Happy Friday! This week, I’ve been saddled by one of those hot-to-cold weather sicknesses. I went out on a cold misty morning in a little silk summer dress and that did me in. But I’m almost 100% and looking forward to the weekend. Tomorrow, D and I are leaving for PA for a hiking + poker + writing retreat trip. D is a big poker player, and every once in a while we spend the night at a casino -- he plays, I get a massage, do a little shopping, and write. It’s a pretty good deal.
Here are some things that caught my eye this week:
Smog meringues. Meringues are 90% air, making them a major flavor component. A group of scientists created smogs from London, Atlanta, and L.A. using “precursor ingredients” (those three cities represent three very different types of smog. Beijing, for example, is London-style and Mexico City is L.A.-style). Well, do they taste any good? No. As Edible Geography says, “our hope is that the meringues will serve as a kind of ‘Trojan treat,’ creating a visceral experience of disgust and fear that prompts a much larger conversation about the aesthetics and politics of urban air pollution”.
Restaurants add reservation cancellation fees to the menu. This is a hot, hot topic but nothing new (see Grub Street, Eater). As Pete Wells writes:
Whenever I give up my credit card number and am told I’ll be charged for bad behavior, I hear several messages, none of them warm and fuzzy. It says that I’m not trustworthy. It says that the restaurant sees me as a revenue source before it has had a chance to treat me like a guest. It says that a reservation isn’t an appointment with pleasure; it’s an obligation to be kept.
Though at the same time, restaurants need to safeguard themselves from over-enthusiastic diners who book and dishonor reservations willy-nilly. An empty table means lost revenue, rejecting would-be (and ready to eat) customers.

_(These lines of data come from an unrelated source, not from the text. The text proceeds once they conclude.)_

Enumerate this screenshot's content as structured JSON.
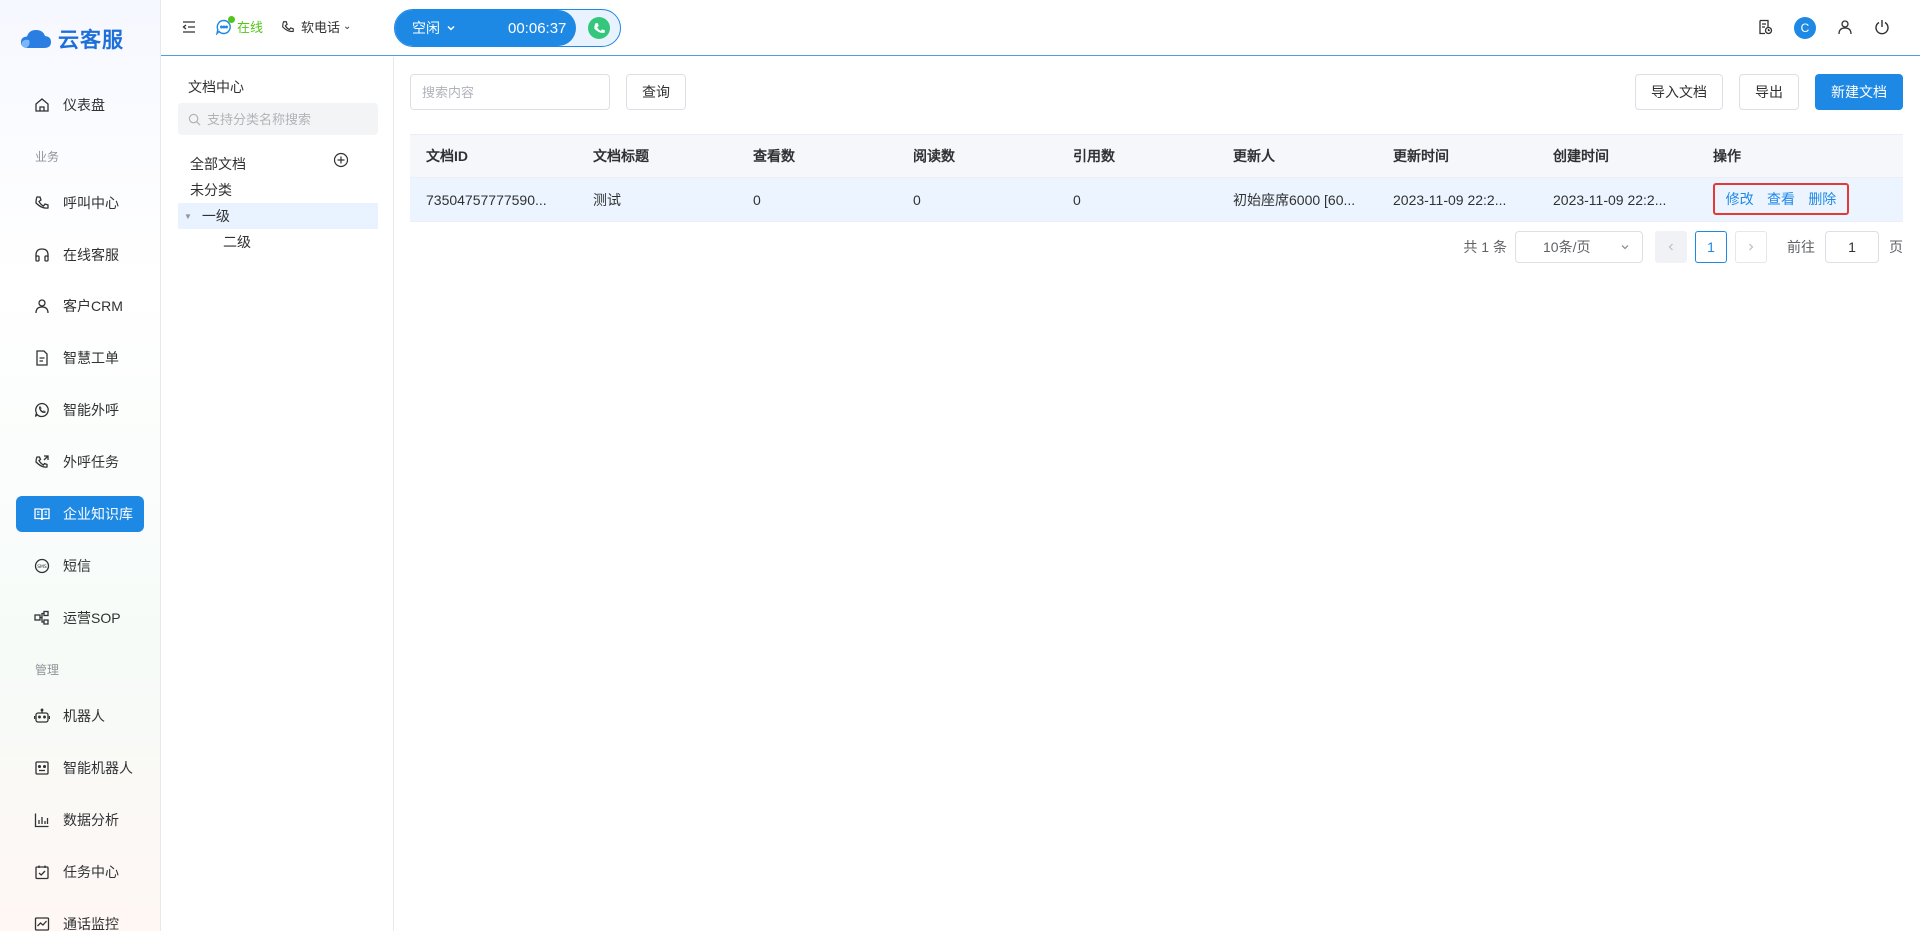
{
  "app": {
    "name": "云客服"
  },
  "sidebar": {
    "items": [
      {
        "label": "仪表盘",
        "icon": "home-icon"
      },
      {
        "label": "呼叫中心",
        "icon": "phone-icon"
      },
      {
        "label": "在线客服",
        "icon": "headset-icon"
      },
      {
        "label": "客户CRM",
        "icon": "user-icon"
      },
      {
        "label": "智慧工单",
        "icon": "document-icon"
      },
      {
        "label": "智能外呼",
        "icon": "whatsapp-phone-icon"
      },
      {
        "label": "外呼任务",
        "icon": "phone-outgoing-icon"
      },
      {
        "label": "企业知识库",
        "icon": "book-icon",
        "active": true
      },
      {
        "label": "短信",
        "icon": "sms-icon"
      },
      {
        "label": "运营SOP",
        "icon": "flow-icon"
      },
      {
        "label": "机器人",
        "icon": "robot-icon"
      },
      {
        "label": "智能机器人",
        "icon": "smart-robot-icon"
      },
      {
        "label": "数据分析",
        "icon": "bar-chart-icon"
      },
      {
        "label": "任务中心",
        "icon": "task-icon"
      },
      {
        "label": "通话监控",
        "icon": "monitor-icon"
      }
    ],
    "sections": {
      "business": "业务",
      "management": "管理"
    }
  },
  "header": {
    "status": "在线",
    "softphone": "软电话",
    "call_state": "空闲",
    "timer": "00:06:37",
    "avatar_letter": "C"
  },
  "tree": {
    "title": "文档中心",
    "search_placeholder": "支持分类名称搜索",
    "nodes": [
      "全部文档",
      "未分类",
      "一级",
      "二级"
    ]
  },
  "toolbar": {
    "search_placeholder": "搜索内容",
    "query_label": "查询",
    "import_label": "导入文档",
    "export_label": "导出",
    "new_label": "新建文档"
  },
  "table": {
    "columns": [
      "文档ID",
      "文档标题",
      "查看数",
      "阅读数",
      "引用数",
      "更新人",
      "更新时间",
      "创建时间",
      "操作"
    ],
    "rows": [
      {
        "id": "73504757777590...",
        "title": "测试",
        "views": "0",
        "reads": "0",
        "refs": "0",
        "updater": "初始座席6000 [60...",
        "updated": "2023-11-09 22:2...",
        "created": "2023-11-09 22:2...",
        "actions": [
          "修改",
          "查看",
          "删除"
        ]
      }
    ]
  },
  "pagination": {
    "total_text": "共 1 条",
    "page_size": "10条/页",
    "current_page": "1",
    "goto_label": "前往",
    "goto_value": "1",
    "page_unit": "页"
  },
  "colors": {
    "accent": "#1e88e5",
    "online": "#52c41a",
    "highlight_border": "#e53935"
  }
}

I used to work in the world of high-end reservations and can tell you that many restaurants don’t want to charge or chastise you. A place like Carbone (where there is a $50 cancellation fee) is busy every single night. You might think, what’s the big deal? If I don’t show, then someone else will take my place. Sure. But that also means that the host/ess has to juggle people around. Maybe there aren't people waiting because everyone thought you need reservations. Tables will have to be rearranged. “Guaranteed” revenue becomes “if they decide to show up” revenue. If you get a table for 2 or 4 on a hot night, at a hot time, then you took it away from other people who thought ahead to make a reservation. Restaurants wants to make people happy (while also making money) and no-shows hinder both of those goals.
And speaking of high-end restaurants, I found Ruth Reichl’s impromptu dinner at Per Se so charming. You go for a drink, then you stay for some apps, then all of a sudden you have a whole meal.
Remember that HarperCollins Bloggers Fall Preview I wrote about last week? Here’s a behind-the-scenes look from BookChickdi at some of their picks.
And finally, some house lust. This house in Missoula, Montana is STUNNING. Who needs the Hamptons?